■ **WORK INSTRUCTIONS**
Copy the listing exactly, leaving out every picture.

■ **MATERIAL FOR THIS EXERCISE**
┄┄┄┄┄┄┄┄┄┄┄┄┄┄┄┄┄┄┄┄

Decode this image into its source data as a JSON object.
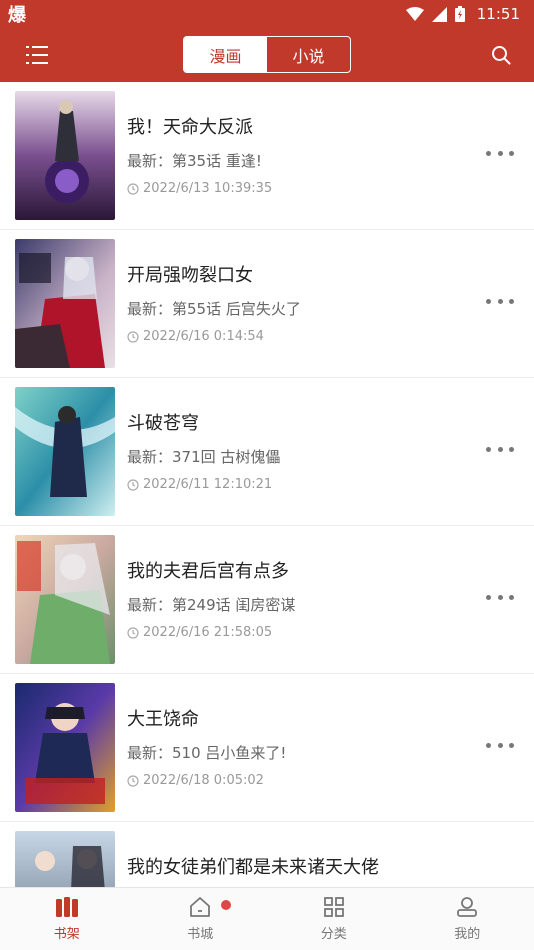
{
  "status_bar": {
    "app_icon_text": "爆",
    "time": "11:51"
  },
  "header": {
    "tabs": [
      {
        "label": "漫画",
        "active": true
      },
      {
        "label": "小说",
        "active": false
      }
    ],
    "accent_color": "#c0392b"
  },
  "books": [
    {
      "title": "我！天命大反派",
      "latest": "最新：第35话 重逢!",
      "time": "2022/6/13 10:39:35"
    },
    {
      "title": "开局强吻裂口女",
      "latest": "最新：第55话 后宫失火了",
      "time": "2022/6/16 0:14:54"
    },
    {
      "title": "斗破苍穹",
      "latest": "最新：371回 古树傀儡",
      "time": "2022/6/11 12:10:21"
    },
    {
      "title": "我的夫君后宫有点多",
      "latest": "最新：第249话 闺房密谋",
      "time": "2022/6/16 21:58:05"
    },
    {
      "title": "大王饶命",
      "latest": "最新：510 吕小鱼来了!",
      "time": "2022/6/18 0:05:02"
    },
    {
      "title": "我的女徒弟们都是未来诸天大佬",
      "latest": "",
      "time": ""
    }
  ],
  "bottom_nav": [
    {
      "label": "书架",
      "icon": "bookshelf-icon",
      "active": true
    },
    {
      "label": "书城",
      "icon": "home-icon",
      "active": false,
      "badge": true
    },
    {
      "label": "分类",
      "icon": "grid-icon",
      "active": false
    },
    {
      "label": "我的",
      "icon": "user-icon",
      "active": false
    }
  ]
}
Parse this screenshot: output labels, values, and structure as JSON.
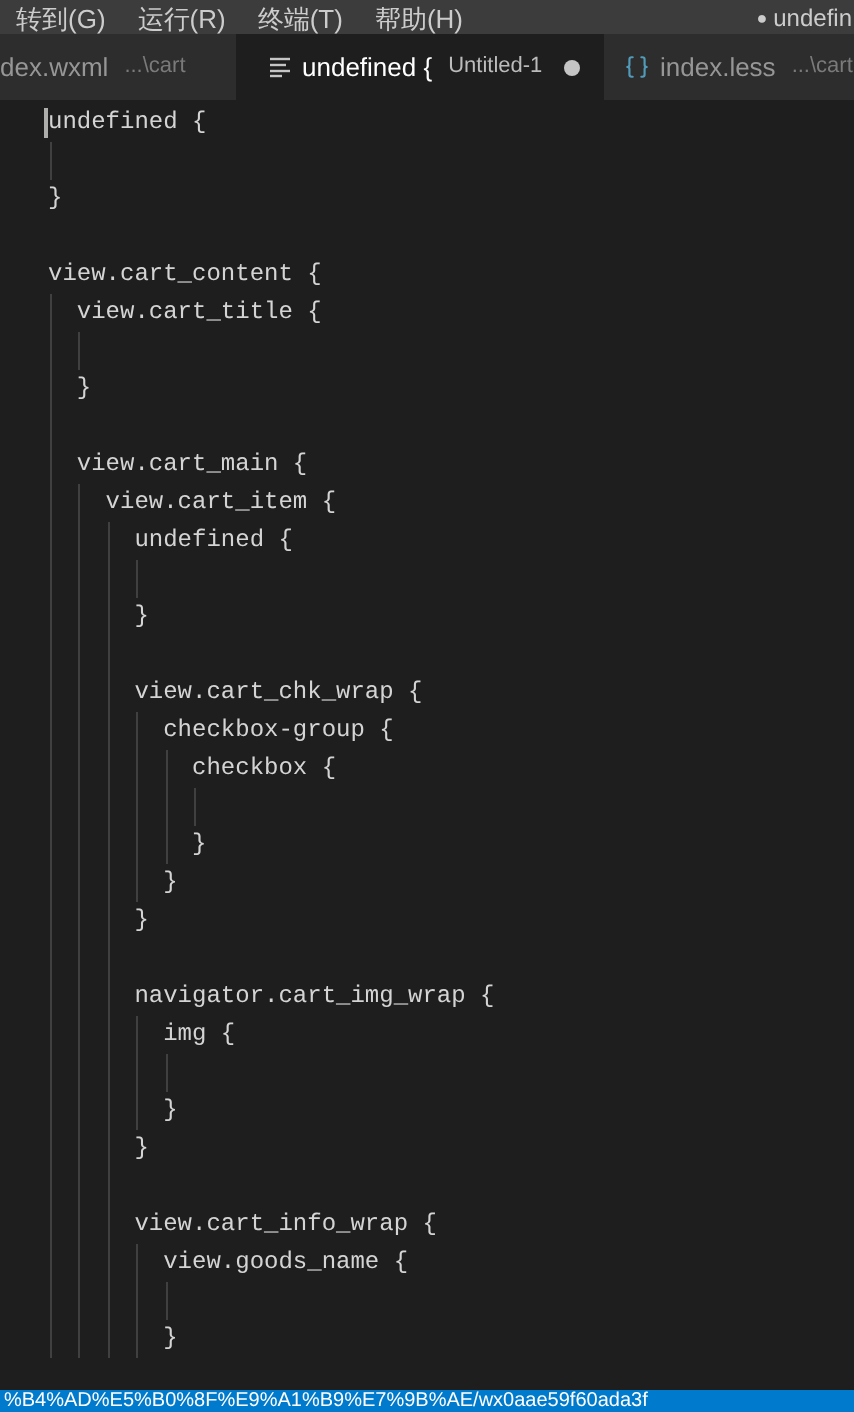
{
  "menu": [
    "转到(G)",
    "运行(R)",
    "终端(T)",
    "帮助(H)"
  ],
  "window_title": {
    "dot": "●",
    "text": "undefin"
  },
  "tabs": [
    {
      "name": "dex.wxml",
      "path": "...\\cart",
      "kind": "xml",
      "selected": false
    },
    {
      "name": "undefined {",
      "path": "Untitled-1",
      "kind": "text",
      "selected": true,
      "modified": true
    },
    {
      "name": "index.less",
      "path": "...\\cart",
      "kind": "less",
      "selected": false
    }
  ],
  "code_lines": [
    {
      "kind": "code",
      "text": "undefined {",
      "cursor": true
    },
    {
      "kind": "blank"
    },
    {
      "kind": "code",
      "text": "}"
    },
    {
      "kind": "blank"
    },
    {
      "kind": "code",
      "text": "view.cart_content {"
    },
    {
      "kind": "code",
      "text": "  view.cart_title {"
    },
    {
      "kind": "blank"
    },
    {
      "kind": "code",
      "text": "  }"
    },
    {
      "kind": "blank"
    },
    {
      "kind": "code",
      "text": "  view.cart_main {"
    },
    {
      "kind": "code",
      "text": "    view.cart_item {"
    },
    {
      "kind": "code",
      "text": "      undefined {"
    },
    {
      "kind": "blank"
    },
    {
      "kind": "code",
      "text": "      }"
    },
    {
      "kind": "blank"
    },
    {
      "kind": "code",
      "text": "      view.cart_chk_wrap {"
    },
    {
      "kind": "code",
      "text": "        checkbox-group {"
    },
    {
      "kind": "code",
      "text": "          checkbox {"
    },
    {
      "kind": "blank"
    },
    {
      "kind": "code",
      "text": "          }"
    },
    {
      "kind": "code",
      "text": "        }"
    },
    {
      "kind": "code",
      "text": "      }"
    },
    {
      "kind": "blank"
    },
    {
      "kind": "code",
      "text": "      navigator.cart_img_wrap {"
    },
    {
      "kind": "code",
      "text": "        img {"
    },
    {
      "kind": "blank"
    },
    {
      "kind": "code",
      "text": "        }"
    },
    {
      "kind": "code",
      "text": "      }"
    },
    {
      "kind": "blank"
    },
    {
      "kind": "code",
      "text": "      view.cart_info_wrap {"
    },
    {
      "kind": "code",
      "text": "        view.goods_name {"
    },
    {
      "kind": "blank"
    },
    {
      "kind": "code",
      "text": "        }"
    }
  ],
  "status_bar": "%B4%AD%E5%B0%8F%E9%A1%B9%E7%9B%AE/wx0aae59f60ada3f"
}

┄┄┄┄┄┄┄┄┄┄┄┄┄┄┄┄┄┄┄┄

■ **ANSWER AREA**
Decode this image into its source data as a JSON object.
{
  "status_bar": {
    "app_icon_text": "爆",
    "time": "11:51"
  },
  "header": {
    "tabs": [
      {
        "label": "漫画",
        "active": true
      },
      {
        "label": "小说",
        "active": false
      }
    ],
    "accent_color": "#c0392b"
  },
  "books": [
    {
      "title": "我！天命大反派",
      "latest": "最新：第35话 重逢!",
      "time": "2022/6/13 10:39:35"
    },
    {
      "title": "开局强吻裂口女",
      "latest": "最新：第55话 后宫失火了",
      "time": "2022/6/16 0:14:54"
    },
    {
      "title": "斗破苍穹",
      "latest": "最新：371回 古树傀儡",
      "time": "2022/6/11 12:10:21"
    },
    {
      "title": "我的夫君后宫有点多",
      "latest": "最新：第249话 闺房密谋",
      "time": "2022/6/16 21:58:05"
    },
    {
      "title": "大王饶命",
      "latest": "最新：510 吕小鱼来了!",
      "time": "2022/6/18 0:05:02"
    },
    {
      "title": "我的女徒弟们都是未来诸天大佬",
      "latest": "",
      "time": ""
    }
  ],
  "bottom_nav": [
    {
      "label": "书架",
      "icon": "bookshelf-icon",
      "active": true
    },
    {
      "label": "书城",
      "icon": "home-icon",
      "active": false,
      "badge": true
    },
    {
      "label": "分类",
      "icon": "grid-icon",
      "active": false
    },
    {
      "label": "我的",
      "icon": "user-icon",
      "active": false
    }
  ]
}
Parse this screenshot: output labels, values, and structure as JSON.
{
  "menu": [
    "转到(G)",
    "运行(R)",
    "终端(T)",
    "帮助(H)"
  ],
  "window_title": {
    "dot": "●",
    "text": "undefin"
  },
  "tabs": [
    {
      "name": "dex.wxml",
      "path": "...\\cart",
      "kind": "xml",
      "selected": false
    },
    {
      "name": "undefined {",
      "path": "Untitled-1",
      "kind": "text",
      "selected": true,
      "modified": true
    },
    {
      "name": "index.less",
      "path": "...\\cart",
      "kind": "less",
      "selected": false
    }
  ],
  "code_lines": [
    {
      "kind": "code",
      "text": "undefined {",
      "cursor": true
    },
    {
      "kind": "blank"
    },
    {
      "kind": "code",
      "text": "}"
    },
    {
      "kind": "blank"
    },
    {
      "kind": "code",
      "text": "view.cart_content {"
    },
    {
      "kind": "code",
      "text": "  view.cart_title {"
    },
    {
      "kind": "blank"
    },
    {
      "kind": "code",
      "text": "  }"
    },
    {
      "kind": "blank"
    },
    {
      "kind": "code",
      "text": "  view.cart_main {"
    },
    {
      "kind": "code",
      "text": "    view.cart_item {"
    },
    {
      "kind": "code",
      "text": "      undefined {"
    },
    {
      "kind": "blank"
    },
    {
      "kind": "code",
      "text": "      }"
    },
    {
      "kind": "blank"
    },
    {
      "kind": "code",
      "text": "      view.cart_chk_wrap {"
    },
    {
      "kind": "code",
      "text": "        checkbox-group {"
    },
    {
      "kind": "code",
      "text": "          checkbox {"
    },
    {
      "kind": "blank"
    },
    {
      "kind": "code",
      "text": "          }"
    },
    {
      "kind": "code",
      "text": "        }"
    },
    {
      "kind": "code",
      "text": "      }"
    },
    {
      "kind": "blank"
    },
    {
      "kind": "code",
      "text": "      navigator.cart_img_wrap {"
    },
    {
      "kind": "code",
      "text": "        img {"
    },
    {
      "kind": "blank"
    },
    {
      "kind": "code",
      "text": "        }"
    },
    {
      "kind": "code",
      "text": "      }"
    },
    {
      "kind": "blank"
    },
    {
      "kind": "code",
      "text": "      view.cart_info_wrap {"
    },
    {
      "kind": "code",
      "text": "        view.goods_name {"
    },
    {
      "kind": "blank"
    },
    {
      "kind": "code",
      "text": "        }"
    }
  ],
  "status_bar": "%B4%AD%E5%B0%8F%E9%A1%B9%E7%9B%AE/wx0aae59f60ada3f"
}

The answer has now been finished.